• Directions
Where does the string "virtualMachineScaleSets" appear in the records? Copy every line that contains it.

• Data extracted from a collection
◆ ◆ ◆ ◆ ◆ ◆ ◆
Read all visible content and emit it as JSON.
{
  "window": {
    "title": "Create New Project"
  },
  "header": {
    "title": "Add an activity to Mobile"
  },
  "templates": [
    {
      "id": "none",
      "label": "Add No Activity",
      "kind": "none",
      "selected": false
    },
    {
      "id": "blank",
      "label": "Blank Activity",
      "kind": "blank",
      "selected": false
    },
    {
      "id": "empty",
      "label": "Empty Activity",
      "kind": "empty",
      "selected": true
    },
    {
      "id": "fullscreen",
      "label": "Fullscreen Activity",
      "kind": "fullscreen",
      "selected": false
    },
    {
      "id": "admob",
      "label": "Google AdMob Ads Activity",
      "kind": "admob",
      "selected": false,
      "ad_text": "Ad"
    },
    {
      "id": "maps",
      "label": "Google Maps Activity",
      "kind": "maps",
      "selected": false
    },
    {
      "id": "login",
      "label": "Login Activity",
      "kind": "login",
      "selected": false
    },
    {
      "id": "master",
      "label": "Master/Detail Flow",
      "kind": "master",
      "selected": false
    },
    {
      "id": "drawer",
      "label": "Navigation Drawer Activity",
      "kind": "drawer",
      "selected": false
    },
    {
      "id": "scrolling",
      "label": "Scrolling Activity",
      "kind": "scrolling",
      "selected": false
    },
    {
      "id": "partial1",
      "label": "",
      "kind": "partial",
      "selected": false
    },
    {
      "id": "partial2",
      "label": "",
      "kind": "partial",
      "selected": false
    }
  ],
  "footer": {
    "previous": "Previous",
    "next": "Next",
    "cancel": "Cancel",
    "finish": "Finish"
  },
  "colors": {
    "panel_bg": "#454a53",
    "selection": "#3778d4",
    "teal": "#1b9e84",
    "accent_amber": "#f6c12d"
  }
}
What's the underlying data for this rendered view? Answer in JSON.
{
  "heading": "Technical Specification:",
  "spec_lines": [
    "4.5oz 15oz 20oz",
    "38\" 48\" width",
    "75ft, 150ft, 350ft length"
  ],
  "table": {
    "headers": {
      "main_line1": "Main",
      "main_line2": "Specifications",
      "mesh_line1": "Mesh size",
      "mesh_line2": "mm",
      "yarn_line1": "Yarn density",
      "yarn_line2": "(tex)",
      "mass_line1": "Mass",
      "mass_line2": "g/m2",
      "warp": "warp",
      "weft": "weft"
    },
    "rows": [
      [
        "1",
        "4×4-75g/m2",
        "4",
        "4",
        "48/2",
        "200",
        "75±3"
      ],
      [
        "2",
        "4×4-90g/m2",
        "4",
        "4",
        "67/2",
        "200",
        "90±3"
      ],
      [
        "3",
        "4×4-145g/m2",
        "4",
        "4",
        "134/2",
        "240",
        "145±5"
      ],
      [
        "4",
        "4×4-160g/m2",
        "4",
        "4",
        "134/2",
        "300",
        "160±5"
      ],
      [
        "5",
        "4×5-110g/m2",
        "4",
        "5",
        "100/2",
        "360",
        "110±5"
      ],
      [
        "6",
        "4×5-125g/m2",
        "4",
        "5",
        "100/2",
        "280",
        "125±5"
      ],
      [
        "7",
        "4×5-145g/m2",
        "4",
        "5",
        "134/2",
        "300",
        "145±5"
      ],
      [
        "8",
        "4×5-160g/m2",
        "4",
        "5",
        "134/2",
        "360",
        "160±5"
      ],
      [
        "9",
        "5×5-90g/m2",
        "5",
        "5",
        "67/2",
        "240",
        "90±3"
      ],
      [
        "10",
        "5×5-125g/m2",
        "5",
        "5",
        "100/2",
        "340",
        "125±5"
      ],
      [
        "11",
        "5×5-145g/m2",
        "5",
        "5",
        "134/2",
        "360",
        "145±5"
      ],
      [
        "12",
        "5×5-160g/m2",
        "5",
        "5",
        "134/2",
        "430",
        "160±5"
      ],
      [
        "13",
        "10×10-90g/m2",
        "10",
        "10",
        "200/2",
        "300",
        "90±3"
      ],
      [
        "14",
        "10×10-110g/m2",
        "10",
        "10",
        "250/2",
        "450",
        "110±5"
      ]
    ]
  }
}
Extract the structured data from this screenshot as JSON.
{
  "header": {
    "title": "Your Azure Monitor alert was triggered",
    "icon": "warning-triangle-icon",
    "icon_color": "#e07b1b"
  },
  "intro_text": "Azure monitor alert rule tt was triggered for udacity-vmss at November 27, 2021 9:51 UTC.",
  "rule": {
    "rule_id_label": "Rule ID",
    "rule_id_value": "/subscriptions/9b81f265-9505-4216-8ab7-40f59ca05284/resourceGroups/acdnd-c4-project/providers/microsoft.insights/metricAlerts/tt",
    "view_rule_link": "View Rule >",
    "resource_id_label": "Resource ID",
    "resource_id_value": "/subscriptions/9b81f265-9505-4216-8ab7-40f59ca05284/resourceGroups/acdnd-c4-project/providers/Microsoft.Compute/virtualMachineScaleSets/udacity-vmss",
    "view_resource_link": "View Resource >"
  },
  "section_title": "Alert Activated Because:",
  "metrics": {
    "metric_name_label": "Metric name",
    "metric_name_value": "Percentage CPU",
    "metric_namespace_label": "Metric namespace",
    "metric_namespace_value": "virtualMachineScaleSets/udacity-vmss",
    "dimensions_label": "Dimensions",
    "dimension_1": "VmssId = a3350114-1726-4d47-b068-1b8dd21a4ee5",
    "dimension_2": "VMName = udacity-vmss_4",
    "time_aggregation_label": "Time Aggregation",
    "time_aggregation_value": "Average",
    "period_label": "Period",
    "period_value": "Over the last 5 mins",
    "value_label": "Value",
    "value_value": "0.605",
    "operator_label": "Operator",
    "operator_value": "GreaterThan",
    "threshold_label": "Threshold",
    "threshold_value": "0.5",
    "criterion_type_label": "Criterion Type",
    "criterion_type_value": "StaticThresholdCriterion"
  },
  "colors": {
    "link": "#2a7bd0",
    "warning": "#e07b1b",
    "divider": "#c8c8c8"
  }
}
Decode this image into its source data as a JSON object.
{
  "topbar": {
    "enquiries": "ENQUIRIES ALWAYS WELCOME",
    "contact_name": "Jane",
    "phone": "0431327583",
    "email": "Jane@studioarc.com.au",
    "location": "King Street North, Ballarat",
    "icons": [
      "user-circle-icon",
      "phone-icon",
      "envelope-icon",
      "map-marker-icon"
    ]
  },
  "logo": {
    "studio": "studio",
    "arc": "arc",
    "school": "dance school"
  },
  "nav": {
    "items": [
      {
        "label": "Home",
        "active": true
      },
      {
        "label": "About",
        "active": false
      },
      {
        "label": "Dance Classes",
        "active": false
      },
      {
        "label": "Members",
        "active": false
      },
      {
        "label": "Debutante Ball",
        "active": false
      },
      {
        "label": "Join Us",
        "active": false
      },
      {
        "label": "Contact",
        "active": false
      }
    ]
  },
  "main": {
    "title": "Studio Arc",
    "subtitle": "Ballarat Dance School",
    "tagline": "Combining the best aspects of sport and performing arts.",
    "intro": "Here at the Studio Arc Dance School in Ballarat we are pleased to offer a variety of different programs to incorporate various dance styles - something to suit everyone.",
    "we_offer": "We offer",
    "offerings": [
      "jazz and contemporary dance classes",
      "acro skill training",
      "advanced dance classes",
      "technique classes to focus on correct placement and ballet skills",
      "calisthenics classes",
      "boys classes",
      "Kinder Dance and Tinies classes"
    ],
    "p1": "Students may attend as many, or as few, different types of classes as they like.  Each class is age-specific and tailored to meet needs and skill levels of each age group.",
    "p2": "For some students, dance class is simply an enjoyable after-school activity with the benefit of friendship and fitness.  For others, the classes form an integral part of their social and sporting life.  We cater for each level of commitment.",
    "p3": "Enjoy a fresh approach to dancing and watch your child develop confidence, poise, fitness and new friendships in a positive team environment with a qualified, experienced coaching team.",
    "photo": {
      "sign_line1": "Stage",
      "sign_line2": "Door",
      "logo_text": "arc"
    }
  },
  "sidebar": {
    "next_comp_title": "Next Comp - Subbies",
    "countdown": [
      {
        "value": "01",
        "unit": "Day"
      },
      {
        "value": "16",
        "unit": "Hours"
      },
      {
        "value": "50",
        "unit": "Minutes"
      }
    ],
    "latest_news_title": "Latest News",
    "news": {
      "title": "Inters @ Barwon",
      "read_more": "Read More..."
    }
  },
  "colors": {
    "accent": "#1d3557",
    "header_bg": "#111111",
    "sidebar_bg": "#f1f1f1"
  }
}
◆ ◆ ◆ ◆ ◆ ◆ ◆
• Answer to the exercise
    "resource_id_value": "/subscriptions/9b81f265-9505-4216-8ab7-40f59ca05284/resourceGroups/acdnd-c4-project/providers/Microsoft.Compute/virtualMachineScaleSets/udacity-vmss",
    "metric_namespace_value": "virtualMachineScaleSets/udacity-vmss",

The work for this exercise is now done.